"It was such a pleasant surprise to receive a text from Cameron," said Graber. "His performance is one of many examples of how social and emotional intelligence can enhance our performances in virtually any domain."
Experiences like Cameron's showcase the positive impact social and emotional learning can have on students. That's also why Lausanne decided to expand the program, developing new educational opportunities school-wide.
This school year, Graber will be assessing each academic division and department's needs regarding what social and emotional support programs will boost students' intellectual abilities, social skills, and overall well-being.
In Lower School, the SEL Director has visited some classes and led students in "mindful moments," which teach self-awareness and self-management skills. His time in the Middle School has included lessons on social awareness and relationship building skills. Upper School sessions have included him leading Juniors and Seniors in an IB SEL mentoring group with Lower and Middle School students. He has also taught mental performance tips to Upper School Students for standardizing testing, cognitive skills training with our varsity athletics teams and co-sponsors a mental toughness club.
"I am thrilled that Lausanne is forward-thinking enough to understand the benefits of a robust, comprehensive K-12 SEL program," said Graber. "It is relatively new in this region and some have misconceptions about what it is and what it isn't. Basically, we are teaching our students competencies of SEL: self-awareness, social awareness, relationship building, decision making and self-management. These skills will enable our students to succeed in school and life in general."
As COVID-19 has eliminated the use of test scores for this current application cycle, colleges and universities are refocusing their attention on soft skills- like emotional intelligence, executive functioning, and attributes that allow students to interact harmoniously with others.
For years, colleges and universities have placed a great deal of emphasis on a student's ability to understand and contribute to diversity, efforts in community building, resilience in overcoming adversity, in addition to evaluating a student's character and impact on others. But now, without testing, that focus is heightened.
Lausanne graduate Justine Okerson '01, who has served in admissions administration positions at elite universities such as Duke and William and Mary, also cites the need for students to possess strong SEL skills, saying, "Emotional Intelligence is more important now than ever in selective college admission and beyond as Lausanne alumni move forward into either career or graduate school."

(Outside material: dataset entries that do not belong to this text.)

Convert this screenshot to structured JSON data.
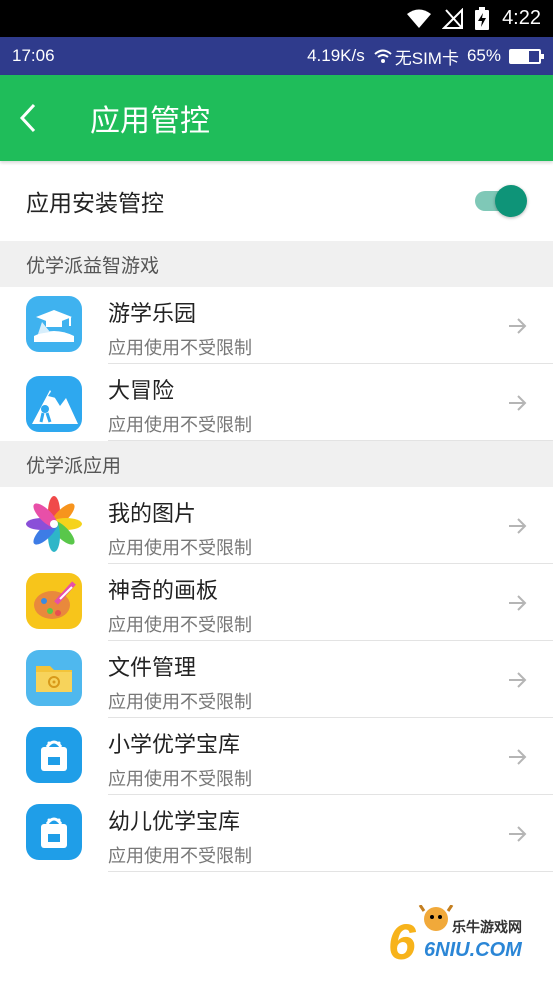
{
  "system_status": {
    "time": "4:22"
  },
  "device_status": {
    "time": "17:06",
    "speed": "4.19K/s",
    "sim": "无SIM卡",
    "battery": "65%",
    "battery_level": 0.65
  },
  "app_bar": {
    "title": "应用管控"
  },
  "install_control": {
    "label": "应用安装管控",
    "enabled": true
  },
  "sections": [
    {
      "header": "优学派益智游戏",
      "apps": [
        {
          "name": "游学乐园",
          "status": "应用使用不受限制",
          "icon": "school-hat-icon"
        },
        {
          "name": "大冒险",
          "status": "应用使用不受限制",
          "icon": "mountain-climber-icon"
        }
      ]
    },
    {
      "header": "优学派应用",
      "apps": [
        {
          "name": "我的图片",
          "status": "应用使用不受限制",
          "icon": "photo-flower-icon"
        },
        {
          "name": "神奇的画板",
          "status": "应用使用不受限制",
          "icon": "palette-icon"
        },
        {
          "name": "文件管理",
          "status": "应用使用不受限制",
          "icon": "folder-icon"
        },
        {
          "name": "小学优学宝库",
          "status": "应用使用不受限制",
          "icon": "store-bag-icon"
        },
        {
          "name": "幼儿优学宝库",
          "status": "应用使用不受限制",
          "icon": "store-bag-icon"
        }
      ]
    }
  ],
  "watermark": {
    "text": "乐牛游戏网",
    "brand": "6NIU.COM"
  },
  "colors": {
    "app_bar": "#1fbd5a",
    "device_bar": "#2f3b8c",
    "toggle_on": "#0e9478"
  }
}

As the SEL program continues to build over the next several years, different components will be implemented as needed, like the recently added self-care sessions to combat teacher burnout.

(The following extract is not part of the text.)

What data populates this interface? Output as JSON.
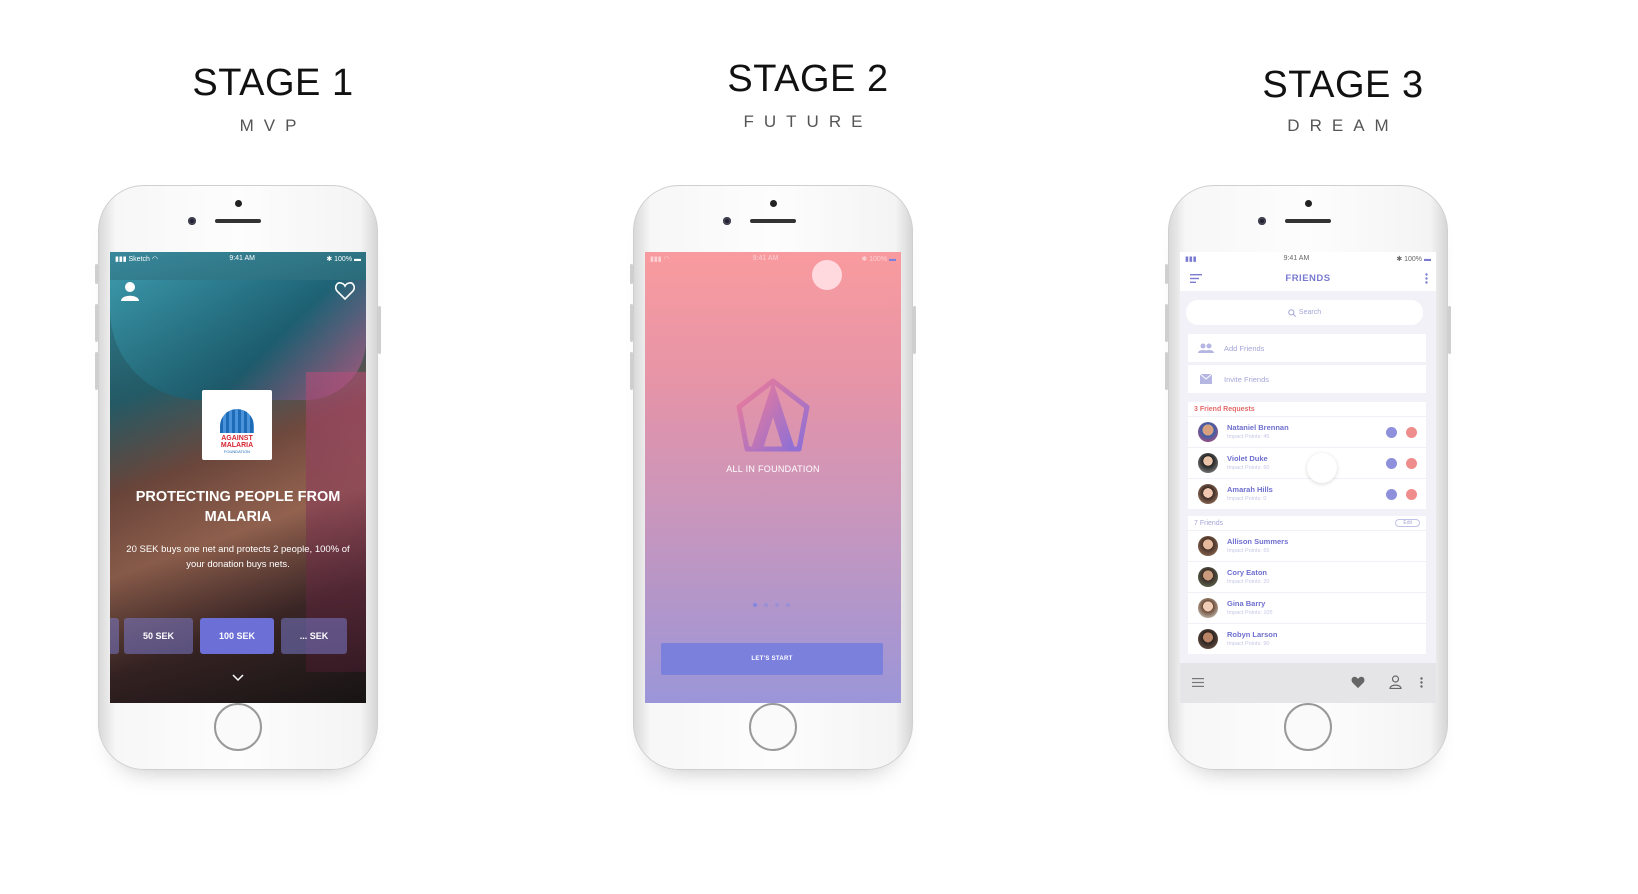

"It is our goal for these programs to add value to the lives of every constituent of our Lausanne community," said Graber. "We are fortunate to have such a strong and dedicated group of experts on our Social and Emotional Learning Advisory Council to give us feedback on what current trends we need to address within these programs."
The advisory council members are Dr. Danielle Jackson, Social Worker; Dr. Hugh Moore, Psychologist; Dr. Chandra Murphy, Psychologist and Owner of Mindful in Memphis; Dr. Patrice Reed, Pediatrician; Dr. Colby Taylor, Psychologist and professor at Christian Brothers University; and psychiatrist Dr. Lucas Trautman.
"Lausanne has a staunch commitment to continual improvement," said Headmaster Stuart McCathie. "We simply want to serve our students better tomorrow than we do today, and the development of a school-wide SEL initiative is integral to that improvement."